Having located "Give me the" in the records below, repeat exactly the line it is on and all subsequent lines, ending with the last.

== Segment start ==

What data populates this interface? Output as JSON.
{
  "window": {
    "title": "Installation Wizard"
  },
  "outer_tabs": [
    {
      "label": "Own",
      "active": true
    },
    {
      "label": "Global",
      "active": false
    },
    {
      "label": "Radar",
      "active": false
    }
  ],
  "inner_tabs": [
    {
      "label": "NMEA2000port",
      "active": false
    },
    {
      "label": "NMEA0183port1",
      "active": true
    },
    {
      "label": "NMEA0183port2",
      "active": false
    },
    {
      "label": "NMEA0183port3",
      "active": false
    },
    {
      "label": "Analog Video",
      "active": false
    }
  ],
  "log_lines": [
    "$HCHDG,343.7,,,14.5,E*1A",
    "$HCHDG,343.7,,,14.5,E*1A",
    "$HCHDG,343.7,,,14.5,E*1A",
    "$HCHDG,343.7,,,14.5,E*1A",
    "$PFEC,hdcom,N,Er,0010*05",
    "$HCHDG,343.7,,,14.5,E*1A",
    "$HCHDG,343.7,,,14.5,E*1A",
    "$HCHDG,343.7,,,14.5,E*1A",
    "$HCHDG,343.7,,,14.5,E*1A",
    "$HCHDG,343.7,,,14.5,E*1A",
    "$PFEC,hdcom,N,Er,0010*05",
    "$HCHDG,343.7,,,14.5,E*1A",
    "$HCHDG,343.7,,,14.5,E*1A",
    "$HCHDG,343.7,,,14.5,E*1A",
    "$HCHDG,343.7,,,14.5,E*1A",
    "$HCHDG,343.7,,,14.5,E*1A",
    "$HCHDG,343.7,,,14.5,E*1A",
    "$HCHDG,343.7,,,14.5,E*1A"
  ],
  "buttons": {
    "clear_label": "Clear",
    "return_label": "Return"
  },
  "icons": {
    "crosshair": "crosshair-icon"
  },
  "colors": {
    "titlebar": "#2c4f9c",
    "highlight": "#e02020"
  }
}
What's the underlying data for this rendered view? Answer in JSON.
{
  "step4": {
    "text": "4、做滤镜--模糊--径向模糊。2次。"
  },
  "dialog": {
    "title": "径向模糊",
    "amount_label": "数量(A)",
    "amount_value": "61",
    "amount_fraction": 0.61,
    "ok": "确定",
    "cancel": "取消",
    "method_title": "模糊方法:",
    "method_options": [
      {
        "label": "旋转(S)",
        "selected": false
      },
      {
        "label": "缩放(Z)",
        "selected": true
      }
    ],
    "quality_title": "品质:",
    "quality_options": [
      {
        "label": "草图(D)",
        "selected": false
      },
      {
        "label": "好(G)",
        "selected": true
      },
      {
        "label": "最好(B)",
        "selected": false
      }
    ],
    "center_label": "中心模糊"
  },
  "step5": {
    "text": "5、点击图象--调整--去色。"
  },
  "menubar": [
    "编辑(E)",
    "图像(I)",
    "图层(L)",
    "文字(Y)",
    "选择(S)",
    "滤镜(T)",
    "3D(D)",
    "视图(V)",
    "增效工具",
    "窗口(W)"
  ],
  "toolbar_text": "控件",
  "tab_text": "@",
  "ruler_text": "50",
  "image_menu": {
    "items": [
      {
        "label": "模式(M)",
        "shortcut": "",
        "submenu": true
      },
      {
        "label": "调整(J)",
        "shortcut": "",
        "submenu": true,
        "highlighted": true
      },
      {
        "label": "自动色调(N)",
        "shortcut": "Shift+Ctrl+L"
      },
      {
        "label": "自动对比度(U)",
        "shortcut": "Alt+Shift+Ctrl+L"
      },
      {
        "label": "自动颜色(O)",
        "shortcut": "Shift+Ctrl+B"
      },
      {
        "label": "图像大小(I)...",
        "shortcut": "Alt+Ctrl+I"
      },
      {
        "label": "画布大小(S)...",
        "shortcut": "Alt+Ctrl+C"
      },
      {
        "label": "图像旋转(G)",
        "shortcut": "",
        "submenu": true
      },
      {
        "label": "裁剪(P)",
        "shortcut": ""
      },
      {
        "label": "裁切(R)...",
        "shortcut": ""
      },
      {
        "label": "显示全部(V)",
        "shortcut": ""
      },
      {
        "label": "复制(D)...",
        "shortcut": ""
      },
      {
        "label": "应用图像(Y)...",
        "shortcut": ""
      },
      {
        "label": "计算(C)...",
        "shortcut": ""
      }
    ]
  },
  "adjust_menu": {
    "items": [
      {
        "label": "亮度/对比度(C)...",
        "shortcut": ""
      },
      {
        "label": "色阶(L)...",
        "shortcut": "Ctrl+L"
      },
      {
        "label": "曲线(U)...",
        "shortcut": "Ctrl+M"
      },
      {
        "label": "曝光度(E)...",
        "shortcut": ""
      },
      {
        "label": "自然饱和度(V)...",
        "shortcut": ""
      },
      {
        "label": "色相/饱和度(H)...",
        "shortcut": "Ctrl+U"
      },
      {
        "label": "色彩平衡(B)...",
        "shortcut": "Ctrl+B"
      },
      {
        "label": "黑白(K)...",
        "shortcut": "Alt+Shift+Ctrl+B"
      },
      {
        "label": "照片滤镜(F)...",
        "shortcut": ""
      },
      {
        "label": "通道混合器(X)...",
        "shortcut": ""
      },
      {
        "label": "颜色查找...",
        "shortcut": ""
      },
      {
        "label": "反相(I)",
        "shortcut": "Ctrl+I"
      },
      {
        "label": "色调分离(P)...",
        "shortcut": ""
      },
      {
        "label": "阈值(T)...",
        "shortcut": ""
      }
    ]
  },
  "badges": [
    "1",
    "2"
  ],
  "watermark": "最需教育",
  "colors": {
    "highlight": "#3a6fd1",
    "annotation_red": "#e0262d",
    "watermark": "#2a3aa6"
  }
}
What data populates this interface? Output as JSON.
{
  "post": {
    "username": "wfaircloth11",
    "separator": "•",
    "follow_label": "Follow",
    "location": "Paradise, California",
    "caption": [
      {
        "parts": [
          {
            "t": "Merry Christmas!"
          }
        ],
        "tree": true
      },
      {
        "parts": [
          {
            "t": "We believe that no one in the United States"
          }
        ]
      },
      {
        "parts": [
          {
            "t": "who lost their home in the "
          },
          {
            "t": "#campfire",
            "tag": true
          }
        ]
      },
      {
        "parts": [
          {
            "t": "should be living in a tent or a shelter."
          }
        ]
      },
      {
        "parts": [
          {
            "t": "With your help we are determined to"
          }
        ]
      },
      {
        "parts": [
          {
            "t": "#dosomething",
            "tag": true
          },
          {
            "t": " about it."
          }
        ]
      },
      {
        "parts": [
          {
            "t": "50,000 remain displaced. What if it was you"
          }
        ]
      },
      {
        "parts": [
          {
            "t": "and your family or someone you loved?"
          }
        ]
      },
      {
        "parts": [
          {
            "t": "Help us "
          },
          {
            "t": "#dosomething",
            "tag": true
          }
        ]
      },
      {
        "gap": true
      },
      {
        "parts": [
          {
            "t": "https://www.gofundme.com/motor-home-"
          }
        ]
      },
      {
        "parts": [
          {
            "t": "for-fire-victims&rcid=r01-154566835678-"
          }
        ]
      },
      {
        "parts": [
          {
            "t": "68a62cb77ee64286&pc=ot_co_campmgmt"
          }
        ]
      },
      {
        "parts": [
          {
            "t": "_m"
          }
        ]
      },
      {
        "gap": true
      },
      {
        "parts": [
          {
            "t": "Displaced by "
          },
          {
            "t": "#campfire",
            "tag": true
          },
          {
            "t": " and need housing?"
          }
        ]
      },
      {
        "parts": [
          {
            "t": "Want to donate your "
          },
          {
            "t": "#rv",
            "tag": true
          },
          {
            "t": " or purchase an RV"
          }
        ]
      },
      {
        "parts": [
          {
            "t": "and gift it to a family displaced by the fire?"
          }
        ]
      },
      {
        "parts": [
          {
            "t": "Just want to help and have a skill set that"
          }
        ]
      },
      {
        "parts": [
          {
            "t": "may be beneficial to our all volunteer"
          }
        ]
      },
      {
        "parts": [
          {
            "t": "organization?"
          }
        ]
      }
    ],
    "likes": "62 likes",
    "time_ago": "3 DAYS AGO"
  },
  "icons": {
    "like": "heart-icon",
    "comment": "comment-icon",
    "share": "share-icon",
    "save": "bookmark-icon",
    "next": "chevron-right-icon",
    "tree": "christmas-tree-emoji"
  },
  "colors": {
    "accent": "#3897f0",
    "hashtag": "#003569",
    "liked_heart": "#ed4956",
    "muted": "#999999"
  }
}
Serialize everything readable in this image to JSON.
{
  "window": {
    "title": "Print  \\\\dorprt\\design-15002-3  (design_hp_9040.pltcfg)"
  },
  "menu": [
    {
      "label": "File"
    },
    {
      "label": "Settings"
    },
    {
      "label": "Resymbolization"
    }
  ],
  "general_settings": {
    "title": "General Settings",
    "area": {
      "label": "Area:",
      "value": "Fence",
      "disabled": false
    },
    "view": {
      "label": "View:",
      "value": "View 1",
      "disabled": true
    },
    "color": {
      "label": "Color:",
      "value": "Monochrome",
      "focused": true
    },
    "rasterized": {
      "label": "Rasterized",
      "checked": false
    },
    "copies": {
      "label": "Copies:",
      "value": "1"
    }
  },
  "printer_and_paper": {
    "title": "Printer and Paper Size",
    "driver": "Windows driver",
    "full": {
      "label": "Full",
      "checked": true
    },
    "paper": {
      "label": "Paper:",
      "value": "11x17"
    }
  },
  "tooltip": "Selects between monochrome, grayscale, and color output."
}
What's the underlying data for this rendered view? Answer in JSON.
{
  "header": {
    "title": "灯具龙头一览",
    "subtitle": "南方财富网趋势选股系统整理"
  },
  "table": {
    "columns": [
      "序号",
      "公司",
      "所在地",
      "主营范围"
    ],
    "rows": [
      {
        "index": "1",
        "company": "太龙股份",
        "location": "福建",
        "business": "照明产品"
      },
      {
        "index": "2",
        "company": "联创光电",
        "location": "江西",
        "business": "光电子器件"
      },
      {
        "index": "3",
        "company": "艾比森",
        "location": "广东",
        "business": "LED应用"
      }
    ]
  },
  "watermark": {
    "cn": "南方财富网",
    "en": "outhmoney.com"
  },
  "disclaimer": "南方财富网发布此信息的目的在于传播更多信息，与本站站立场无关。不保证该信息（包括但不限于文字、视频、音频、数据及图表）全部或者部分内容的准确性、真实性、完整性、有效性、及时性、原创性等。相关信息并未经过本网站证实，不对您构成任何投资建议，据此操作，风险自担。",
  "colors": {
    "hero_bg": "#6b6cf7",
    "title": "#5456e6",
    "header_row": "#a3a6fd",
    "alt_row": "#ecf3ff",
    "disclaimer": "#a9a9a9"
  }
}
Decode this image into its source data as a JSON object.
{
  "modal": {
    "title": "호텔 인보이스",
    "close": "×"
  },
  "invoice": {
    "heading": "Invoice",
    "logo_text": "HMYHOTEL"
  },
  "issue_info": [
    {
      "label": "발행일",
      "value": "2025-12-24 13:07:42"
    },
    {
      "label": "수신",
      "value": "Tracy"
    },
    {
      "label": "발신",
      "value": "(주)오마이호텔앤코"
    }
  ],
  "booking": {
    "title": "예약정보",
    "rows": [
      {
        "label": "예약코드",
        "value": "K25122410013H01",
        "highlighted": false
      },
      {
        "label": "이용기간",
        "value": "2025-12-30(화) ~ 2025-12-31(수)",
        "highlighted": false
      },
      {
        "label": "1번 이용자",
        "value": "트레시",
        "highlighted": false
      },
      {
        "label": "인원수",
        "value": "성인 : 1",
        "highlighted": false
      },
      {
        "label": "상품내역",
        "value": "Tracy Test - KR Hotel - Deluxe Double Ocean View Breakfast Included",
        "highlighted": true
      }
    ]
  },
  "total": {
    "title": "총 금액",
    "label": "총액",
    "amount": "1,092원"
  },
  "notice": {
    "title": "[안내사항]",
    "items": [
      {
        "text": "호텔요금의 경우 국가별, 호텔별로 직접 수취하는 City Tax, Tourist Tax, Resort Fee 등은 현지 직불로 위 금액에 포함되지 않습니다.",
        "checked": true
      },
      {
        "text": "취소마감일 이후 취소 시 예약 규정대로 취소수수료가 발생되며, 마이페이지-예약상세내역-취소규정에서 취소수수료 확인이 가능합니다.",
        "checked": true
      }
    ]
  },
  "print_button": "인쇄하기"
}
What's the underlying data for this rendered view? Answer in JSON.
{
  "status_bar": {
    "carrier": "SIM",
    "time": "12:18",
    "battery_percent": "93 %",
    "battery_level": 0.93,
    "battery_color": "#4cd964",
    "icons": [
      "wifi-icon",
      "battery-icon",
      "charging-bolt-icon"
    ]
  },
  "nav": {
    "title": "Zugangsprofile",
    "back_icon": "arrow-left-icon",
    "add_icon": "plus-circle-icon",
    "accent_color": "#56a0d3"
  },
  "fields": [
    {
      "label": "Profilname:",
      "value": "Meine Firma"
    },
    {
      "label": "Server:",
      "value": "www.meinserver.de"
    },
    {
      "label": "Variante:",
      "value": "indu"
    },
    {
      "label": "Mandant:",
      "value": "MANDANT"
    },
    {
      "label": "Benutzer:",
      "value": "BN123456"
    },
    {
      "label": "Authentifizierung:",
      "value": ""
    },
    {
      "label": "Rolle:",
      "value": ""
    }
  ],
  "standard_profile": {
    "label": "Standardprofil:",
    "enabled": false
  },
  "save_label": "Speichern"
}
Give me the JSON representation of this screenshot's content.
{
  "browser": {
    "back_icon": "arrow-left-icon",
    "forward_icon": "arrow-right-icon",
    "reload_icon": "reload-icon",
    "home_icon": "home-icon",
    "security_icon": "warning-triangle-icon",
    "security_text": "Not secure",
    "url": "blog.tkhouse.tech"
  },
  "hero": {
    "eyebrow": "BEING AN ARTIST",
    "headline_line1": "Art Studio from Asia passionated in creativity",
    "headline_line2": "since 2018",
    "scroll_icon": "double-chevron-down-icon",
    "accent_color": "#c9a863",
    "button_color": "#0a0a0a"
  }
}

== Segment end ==

• Task output:
Give me the JSON representation of this screenshot's content.
{
  "browser": {
    "back_icon": "arrow-left-icon",
    "forward_icon": "arrow-right-icon",
    "reload_icon": "reload-icon",
    "home_icon": "home-icon",
    "security_icon": "warning-triangle-icon",
    "security_text": "Not secure",
    "url": "blog.tkhouse.tech"
  },
  "hero": {
    "eyebrow": "BEING AN ARTIST",
    "headline_line1": "Art Studio from Asia passionated in creativity",
    "headline_line2": "since 2018",
    "scroll_icon": "double-chevron-down-icon",
    "accent_color": "#c9a863",
    "button_color": "#0a0a0a"
  }
}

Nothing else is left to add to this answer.